Data extracts »
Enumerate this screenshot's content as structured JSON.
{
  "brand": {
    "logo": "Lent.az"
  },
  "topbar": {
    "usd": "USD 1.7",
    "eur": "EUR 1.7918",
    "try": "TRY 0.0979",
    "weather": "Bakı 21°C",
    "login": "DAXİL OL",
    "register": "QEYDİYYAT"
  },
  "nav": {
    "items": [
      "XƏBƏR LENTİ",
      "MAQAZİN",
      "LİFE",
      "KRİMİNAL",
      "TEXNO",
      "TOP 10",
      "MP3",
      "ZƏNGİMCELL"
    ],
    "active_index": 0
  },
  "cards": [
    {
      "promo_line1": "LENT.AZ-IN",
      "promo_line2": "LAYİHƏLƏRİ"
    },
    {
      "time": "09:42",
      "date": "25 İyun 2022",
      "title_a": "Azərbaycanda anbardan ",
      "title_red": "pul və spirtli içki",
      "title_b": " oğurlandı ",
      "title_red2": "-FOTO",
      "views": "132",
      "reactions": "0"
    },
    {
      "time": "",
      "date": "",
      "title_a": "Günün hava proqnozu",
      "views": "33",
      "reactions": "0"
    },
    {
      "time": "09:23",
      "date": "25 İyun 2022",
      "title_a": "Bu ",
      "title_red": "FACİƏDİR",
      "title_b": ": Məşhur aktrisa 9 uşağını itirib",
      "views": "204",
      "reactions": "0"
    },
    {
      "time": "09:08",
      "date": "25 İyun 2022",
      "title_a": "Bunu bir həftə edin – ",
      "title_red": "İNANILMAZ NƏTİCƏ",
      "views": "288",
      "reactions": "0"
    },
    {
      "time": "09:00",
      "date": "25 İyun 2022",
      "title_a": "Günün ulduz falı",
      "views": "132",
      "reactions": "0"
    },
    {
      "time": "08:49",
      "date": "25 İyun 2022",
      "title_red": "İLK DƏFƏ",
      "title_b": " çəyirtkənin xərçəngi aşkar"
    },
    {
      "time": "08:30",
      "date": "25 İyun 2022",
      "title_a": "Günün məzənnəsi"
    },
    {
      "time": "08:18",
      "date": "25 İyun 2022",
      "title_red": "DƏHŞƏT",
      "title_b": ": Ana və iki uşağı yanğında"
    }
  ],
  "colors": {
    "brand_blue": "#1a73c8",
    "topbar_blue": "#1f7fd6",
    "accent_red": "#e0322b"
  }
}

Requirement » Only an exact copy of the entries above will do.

Task result »
Enumerate this screenshot's content as structured JSON.
{
  "brand": {
    "logo": "Lent.az"
  },
  "topbar": {
    "usd": "USD 1.7",
    "eur": "EUR 1.7918",
    "try": "TRY 0.0979",
    "weather": "Bakı 21°C",
    "login": "DAXİL OL",
    "register": "QEYDİYYAT"
  },
  "nav": {
    "items": [
      "XƏBƏR LENTİ",
      "MAQAZİN",
      "LİFE",
      "KRİMİNAL",
      "TEXNO",
      "TOP 10",
      "MP3",
      "ZƏNGİMCELL"
    ],
    "active_index": 0
  },
  "cards": [
    {
      "promo_line1": "LENT.AZ-IN",
      "promo_line2": "LAYİHƏLƏRİ"
    },
    {
      "time": "09:42",
      "date": "25 İyun 2022",
      "title_a": "Azərbaycanda anbardan ",
      "title_red": "pul və spirtli içki",
      "title_b": " oğurlandı ",
      "title_red2": "-FOTO",
      "views": "132",
      "reactions": "0"
    },
    {
      "time": "",
      "date": "",
      "title_a": "Günün hava proqnozu",
      "views": "33",
      "reactions": "0"
    },
    {
      "time": "09:23",
      "date": "25 İyun 2022",
      "title_a": "Bu ",
      "title_red": "FACİƏDİR",
      "title_b": ": Məşhur aktrisa 9 uşağını itirib",
      "views": "204",
      "reactions": "0"
    },
    {
      "time": "09:08",
      "date": "25 İyun 2022",
      "title_a": "Bunu bir həftə edin – ",
      "title_red": "İNANILMAZ NƏTİCƏ",
      "views": "288",
      "reactions": "0"
    },
    {
      "time": "09:00",
      "date": "25 İyun 2022",
      "title_a": "Günün ulduz falı",
      "views": "132",
      "reactions": "0"
    },
    {
      "time": "08:49",
      "date": "25 İyun 2022",
      "title_red": "İLK DƏFƏ",
      "title_b": " çəyirtkənin xərçəngi aşkar"
    },
    {
      "time": "08:30",
      "date": "25 İyun 2022",
      "title_a": "Günün məzənnəsi"
    },
    {
      "time": "08:18",
      "date": "25 İyun 2022",
      "title_red": "DƏHŞƏT",
      "title_b": ": Ana və iki uşağı yanğında"
    }
  ],
  "colors": {
    "brand_blue": "#1a73c8",
    "topbar_blue": "#1f7fd6",
    "accent_red": "#e0322b"
  }
}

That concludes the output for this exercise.